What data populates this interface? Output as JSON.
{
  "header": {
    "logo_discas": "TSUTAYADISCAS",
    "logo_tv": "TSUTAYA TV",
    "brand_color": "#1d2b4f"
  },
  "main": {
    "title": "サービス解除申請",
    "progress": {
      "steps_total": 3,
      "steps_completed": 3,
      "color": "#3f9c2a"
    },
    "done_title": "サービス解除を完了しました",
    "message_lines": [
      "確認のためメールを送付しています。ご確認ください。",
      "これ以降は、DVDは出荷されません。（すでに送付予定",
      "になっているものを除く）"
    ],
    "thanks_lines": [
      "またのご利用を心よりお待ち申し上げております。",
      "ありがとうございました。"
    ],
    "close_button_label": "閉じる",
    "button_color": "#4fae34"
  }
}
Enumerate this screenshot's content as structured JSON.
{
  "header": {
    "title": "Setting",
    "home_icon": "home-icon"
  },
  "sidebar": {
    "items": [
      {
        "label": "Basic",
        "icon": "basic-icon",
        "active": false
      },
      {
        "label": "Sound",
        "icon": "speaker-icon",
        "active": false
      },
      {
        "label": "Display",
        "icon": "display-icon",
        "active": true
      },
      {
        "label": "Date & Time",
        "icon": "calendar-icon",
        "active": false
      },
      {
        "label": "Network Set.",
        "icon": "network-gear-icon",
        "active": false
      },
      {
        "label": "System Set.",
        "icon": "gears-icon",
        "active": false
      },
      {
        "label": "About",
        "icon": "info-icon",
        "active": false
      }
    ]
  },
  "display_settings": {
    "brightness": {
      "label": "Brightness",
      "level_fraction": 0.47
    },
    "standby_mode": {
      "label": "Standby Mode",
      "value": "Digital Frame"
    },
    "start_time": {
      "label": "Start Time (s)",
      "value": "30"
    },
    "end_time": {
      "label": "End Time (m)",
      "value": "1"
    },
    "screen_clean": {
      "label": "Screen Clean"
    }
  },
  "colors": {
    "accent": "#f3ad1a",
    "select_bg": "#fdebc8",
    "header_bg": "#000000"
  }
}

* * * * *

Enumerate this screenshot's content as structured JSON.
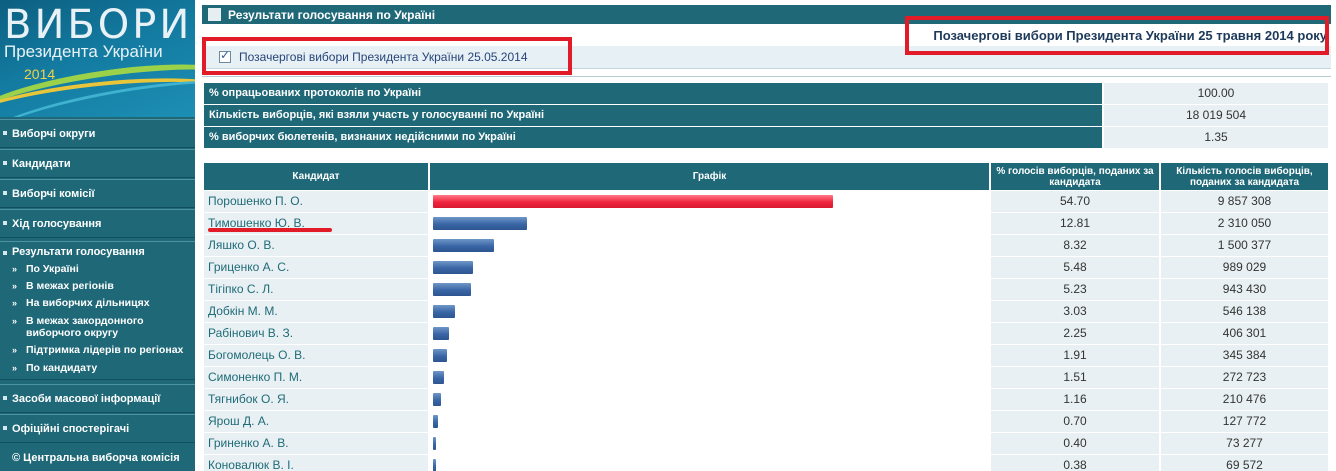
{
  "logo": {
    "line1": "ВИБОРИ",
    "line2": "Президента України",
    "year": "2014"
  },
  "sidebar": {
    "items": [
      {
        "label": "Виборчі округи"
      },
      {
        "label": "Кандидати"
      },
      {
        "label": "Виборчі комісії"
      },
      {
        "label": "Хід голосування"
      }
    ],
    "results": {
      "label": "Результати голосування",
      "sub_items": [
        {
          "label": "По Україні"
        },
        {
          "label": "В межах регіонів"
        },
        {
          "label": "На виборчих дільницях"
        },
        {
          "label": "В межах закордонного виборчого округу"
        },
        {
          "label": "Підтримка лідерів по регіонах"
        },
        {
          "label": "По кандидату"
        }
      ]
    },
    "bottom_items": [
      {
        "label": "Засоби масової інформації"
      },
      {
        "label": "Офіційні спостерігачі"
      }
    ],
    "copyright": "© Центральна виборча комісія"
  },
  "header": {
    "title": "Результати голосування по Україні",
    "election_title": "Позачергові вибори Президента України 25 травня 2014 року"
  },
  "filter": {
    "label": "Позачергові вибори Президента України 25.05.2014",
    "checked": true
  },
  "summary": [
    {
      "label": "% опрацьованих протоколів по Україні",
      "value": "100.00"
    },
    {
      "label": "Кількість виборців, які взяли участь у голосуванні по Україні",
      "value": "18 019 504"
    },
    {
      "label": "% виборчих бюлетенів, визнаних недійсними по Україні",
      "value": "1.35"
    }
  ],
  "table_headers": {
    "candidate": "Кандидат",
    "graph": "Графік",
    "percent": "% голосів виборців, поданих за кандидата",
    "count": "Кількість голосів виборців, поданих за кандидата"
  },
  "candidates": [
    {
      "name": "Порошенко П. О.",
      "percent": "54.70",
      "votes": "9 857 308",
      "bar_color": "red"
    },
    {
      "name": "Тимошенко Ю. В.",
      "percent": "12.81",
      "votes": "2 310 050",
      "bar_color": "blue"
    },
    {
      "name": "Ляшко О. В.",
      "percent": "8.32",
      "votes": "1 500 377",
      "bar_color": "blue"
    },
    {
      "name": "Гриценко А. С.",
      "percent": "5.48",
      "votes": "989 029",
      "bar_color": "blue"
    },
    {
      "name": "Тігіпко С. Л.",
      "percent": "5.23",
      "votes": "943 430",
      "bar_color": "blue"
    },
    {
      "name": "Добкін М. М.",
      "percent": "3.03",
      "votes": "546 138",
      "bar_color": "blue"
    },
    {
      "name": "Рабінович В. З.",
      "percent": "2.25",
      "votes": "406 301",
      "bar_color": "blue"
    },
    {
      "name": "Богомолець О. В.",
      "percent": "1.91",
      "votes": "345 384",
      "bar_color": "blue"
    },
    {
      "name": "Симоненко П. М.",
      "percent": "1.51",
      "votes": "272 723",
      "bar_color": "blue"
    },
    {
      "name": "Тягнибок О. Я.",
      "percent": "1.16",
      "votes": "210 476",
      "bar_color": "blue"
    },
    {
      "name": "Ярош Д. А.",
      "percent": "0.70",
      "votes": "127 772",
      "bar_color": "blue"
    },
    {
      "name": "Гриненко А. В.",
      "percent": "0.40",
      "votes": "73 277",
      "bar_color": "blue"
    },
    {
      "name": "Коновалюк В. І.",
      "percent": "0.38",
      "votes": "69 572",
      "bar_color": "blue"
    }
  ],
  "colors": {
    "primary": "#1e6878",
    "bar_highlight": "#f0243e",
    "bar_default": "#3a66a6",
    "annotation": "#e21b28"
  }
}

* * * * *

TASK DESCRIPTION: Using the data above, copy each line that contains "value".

EXERCISE ANSWER:
      "value": "Digital Frame"
      "value": "30"
      "value": "1"
      "value": "100.00"
      "value": "18 019 504"
      "value": "1.35"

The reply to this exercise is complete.